In Defense of God and Soy
Soy just got real personal for me. For years I've been telling people the fact that more than one-cup of soymilk each day can reduce men's chances of prostate cancer by 70%. Just last week my dad, who's taken most my health advice but has never been a fan of soy, was diagnosed with prostate cancer, an aggressive kind. Fears of soy lead many men, 88% in the same study, to reject it outright.
Soy is also personal for me because I work on behalf of the malnourished in Uganda where soy is the only affordable source of high-quality protein for the poor. No other plant-based food contains all nine essential amino acids required for human nutrition. Lack of knowledge about soy’s value causes many families who grow it not to give it to their own children, 35% of whom are chronically malnourished.
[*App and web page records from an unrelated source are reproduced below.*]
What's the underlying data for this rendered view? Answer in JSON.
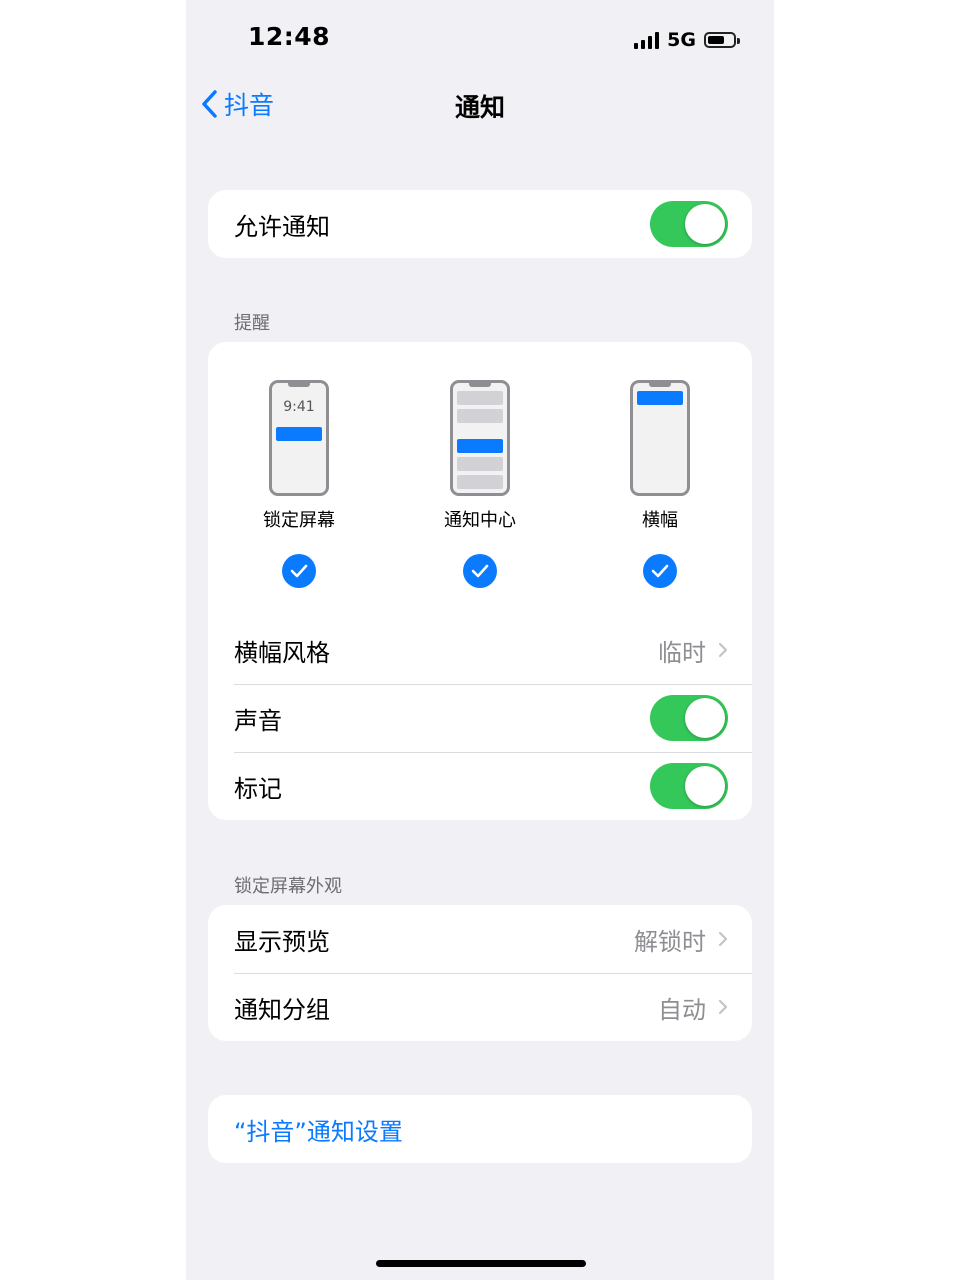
{
  "status_bar": {
    "time": "12:48",
    "network": "5G"
  },
  "nav": {
    "back_label": "抖音",
    "title": "通知"
  },
  "allow": {
    "label": "允许通知",
    "on": true
  },
  "alerts": {
    "header": "提醒",
    "styles": [
      {
        "label": "锁定屏幕",
        "screen_time": "9:41",
        "checked": true
      },
      {
        "label": "通知中心",
        "checked": true
      },
      {
        "label": "横幅",
        "checked": true
      }
    ],
    "banner_style": {
      "label": "横幅风格",
      "value": "临时"
    },
    "sounds": {
      "label": "声音",
      "on": true
    },
    "badges": {
      "label": "标记",
      "on": true
    }
  },
  "lock_screen": {
    "header": "锁定屏幕外观",
    "previews": {
      "label": "显示预览",
      "value": "解锁时"
    },
    "grouping": {
      "label": "通知分组",
      "value": "自动"
    }
  },
  "app_settings": {
    "label": "“抖音”通知设置"
  },
  "colors": {
    "accent": "#0a7aff",
    "toggle_on": "#34c759",
    "background": "#f1f1f5"
  }
}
You can hardly say the word soy these days without starting a debate. Many Americans, are wondering if soybeans are even a positive factor in the diet. We should know better. National Geographic research identified Loma Linda as a Blue Zone, a hotspot of health and longevity. Researcher Dan Buettner found that for the Seventh-day Adventists who live there, soybeans are one of their superfoods. Longevity of the Blue Zone residents in Okinawa Japan was attributed to the soybean as well. Buettner says the simple act of eating beans can add 4 years of life. So something about the bean is incredible.
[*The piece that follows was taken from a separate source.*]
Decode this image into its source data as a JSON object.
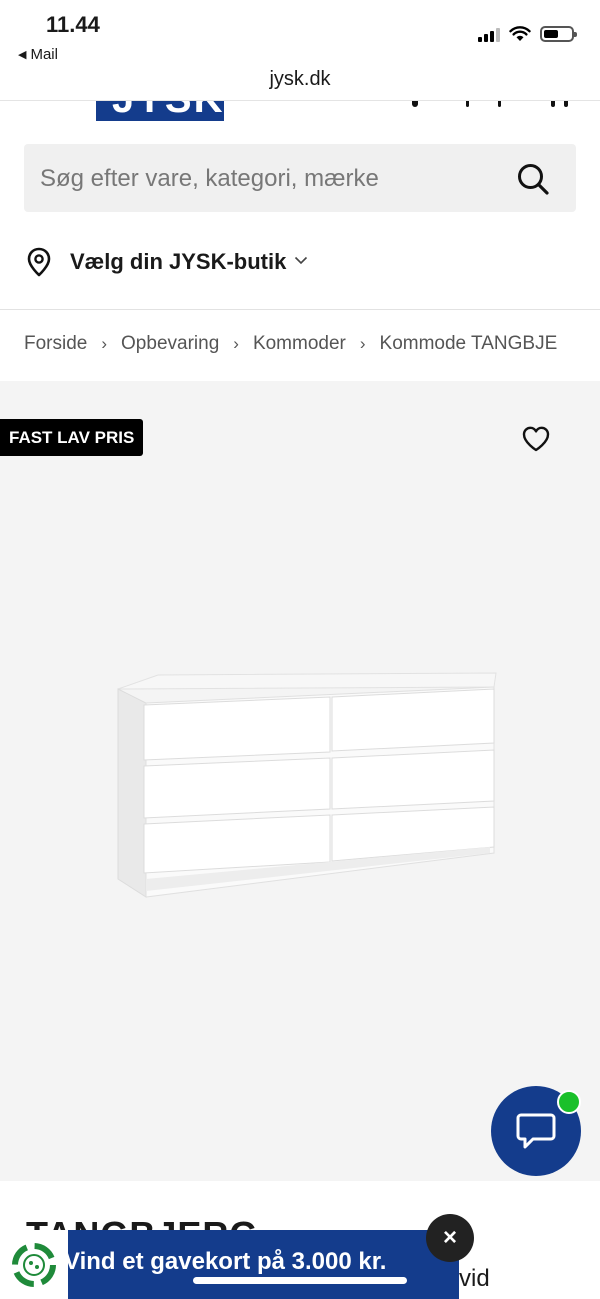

Soy is proven to help prevent many forms of cancers and even bone loss leading to osteoporosis, yet many of us are passing the soymilk and choosing other non-dairy alternatives. Has anyone noticed that there are zero grams of protein in all the other “milks” including almond, flax, coconut, and cashew? For vegetarian, and especially vegans, the high-quality protein in soymilk, 8 grams per cup, should not be passed by.
I’ll hand it to the critics, most of the soy consumed in this country is both genetically modified and highly processed. Neither of which, I would argue, are appropriate for this seed that is a brilliant gift from God. Soy is also criticized for containing anti-nutritional factors, like phytic acid, that inhibit the absorption of the nutrients. When I asked God “why?” I believe He revealed truth that is now benefiting thousands in Uganda. I hope it will benefit your family as well.
When soybeans, and other seeds, dry in advance of harvest, their nutrients become less and less bioavailable. This is a blessing because, without that fact, the seeds would spoil rather than store over the winter. Human survival beyond tropical latitudes would be impossible without the seed’s ability to lock its nutrients up tight. Think of Jacob storing seeds in Egypt for seven years!
But just as a farmer in the spring plants the seeds in wet soil warmed by the sun we too can increase the bioavailability of the nutrients through soaking and heating the seeds. While all grains and legumes benefit from a soak, soy needs 10-12 hours to activate the enzymes that make its nutrients available. A twenty-minute boil and you have a superfood! From those beans you can make your own milk, tofu, or just keep boiling to eat them like any other bean. Their yellow color gives it the image of being a pot of gold and it is, packed with fiber, minerals, and amino acids, this treasure is unique.
So enjoy the soy, there is power in the pulse!
 Jacobsen B, Knutsen S, Fraser G “Does high soy milk intake reduce prostate cancer incidence? The Adventist Health Study (United States)” Cancer Causes and Control, 1998, 9, 553-557.https://link.springer.com/article/10.1023/A%3A1008819500080
 Dan Buettner, Blue Zones; The science of living longer. National Geographic, Washington DC, 2016. P 35 &23.
 Messina, M, Messina, V, Detchell, K. The Simple Soybean and Your Health, Avery Publishing Group, New York, 1994.
 Vichuda LousuebsakulMatthewsabSynnove F.KnutsenaW. LawrenceBeesonaGary E.Frasera “Soy milk and dairy consumption is independently associated with ultrasound attenuation of the heel bone among postmenopausal women: the Adventist Health Study–2” Nutrition Research Volume 31, Issue 10, October 2011, Pages 766-775 https://doi.org/10.1016/j.nutres.2011.09.016